Niger is on the frontline of the climate crisis. Increasingly erratic rainfall and longer dry seasons mean that many parts of the country have not had a good harvest in a decade. Temperatures are rising 1.5 times faster here than the rest of the world, leading to a cycle of droughts that are eroding the 14% of land that is arable. Last year there was a 39% drop in cereal production.
Like other Sahel countries, Niger sees a big rise in child malnutrition cases during the “lean season” – the gap between harvests that lasts for about four months, starting in June. But doctors and humanitarians say these spikes are becoming more pronounced as the climate crisis bites.
The lean season is starting earlier than expected as poor rains mean failed harvests, leaving families unable to replenish stocks or feed themselves.
About 44% of Niger’s children are malnourished and 4.4 million people – 18% of its population – are predicted to face crisis levels of food insecurity or worse this year, twice as many as last year.

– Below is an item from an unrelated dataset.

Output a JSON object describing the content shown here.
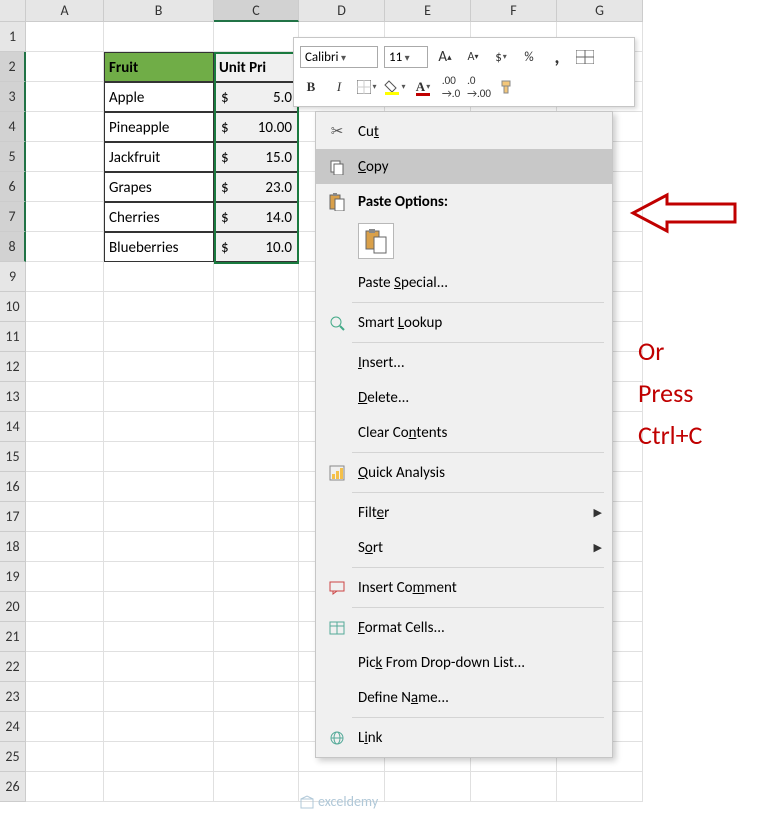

Under-resourced humanitarian agencies only have funds to help 3.3 million people, leaving more than a million without the aid they need, as donors grapple with other crises, including Ukraine and east Africa’s drought.

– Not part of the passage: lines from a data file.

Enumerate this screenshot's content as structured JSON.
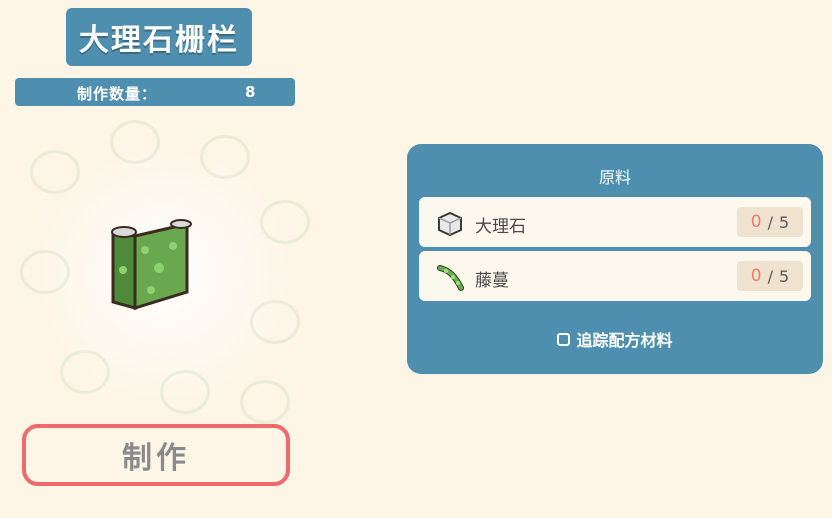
{
  "recipe": {
    "title": "大理石栅栏",
    "quantity_label": "制作数量：",
    "quantity_value": "8",
    "make_button_label": "制作"
  },
  "materials_panel": {
    "title": "原料",
    "items": [
      {
        "name": "大理石",
        "icon": "marble-icon",
        "have": "0",
        "sep": "/",
        "need": "5"
      },
      {
        "name": "藤蔓",
        "icon": "vine-icon",
        "have": "0",
        "sep": "/",
        "need": "5"
      }
    ],
    "track_label": "追踪配方材料",
    "track_checked": false
  },
  "colors": {
    "accent_blue": "#4e8faf",
    "background": "#fdf5e6",
    "button_border": "#ef6a6a",
    "have_count": "#ef7b6b"
  }
}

A recent emergency response plan from Niger’s government to deal with the crisis has a shortfall of $200 million in its $280 million budget, while the UN’s World Food Programme slashed rations to those it helps in Niger by 50% in January as the global food crisis bites.

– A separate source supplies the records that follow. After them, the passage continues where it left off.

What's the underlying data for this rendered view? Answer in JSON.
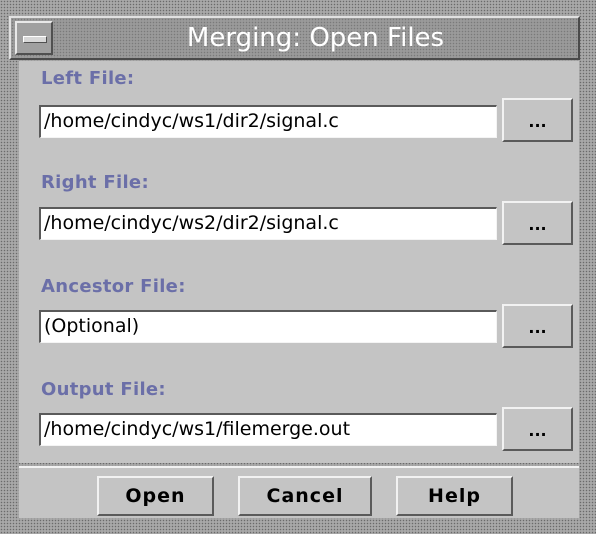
{
  "window": {
    "title": "Merging: Open Files"
  },
  "fields": [
    {
      "label": "Left File:",
      "value": "/home/cindyc/ws1/dir2/signal.c",
      "browse_label": "..."
    },
    {
      "label": "Right File:",
      "value": "/home/cindyc/ws2/dir2/signal.c",
      "browse_label": "..."
    },
    {
      "label": "Ancestor File:",
      "value": "(Optional)",
      "browse_label": "..."
    },
    {
      "label": "Output File:",
      "value": "/home/cindyc/ws1/filemerge.out",
      "browse_label": "..."
    }
  ],
  "buttons": {
    "open": "Open",
    "cancel": "Cancel",
    "help": "Help"
  },
  "colors": {
    "label": "#6b6fa8",
    "panel": "#c4c4c4",
    "title_text": "#ffffff"
  }
}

“The population is on the brink of a dire humanitarian crisis,” says Ilaria Manunza, of Save the Children. “In fact, we are already in the middle of it – the child malnutrition rate is one of the highest in the world.”
The situation is similar in Burkina Faso and Mali, where people cannot be reached because of jihadist violence.
In total, 41 million people across west Africa are facing food insecurity this year, a number that has quadrupled since 2019.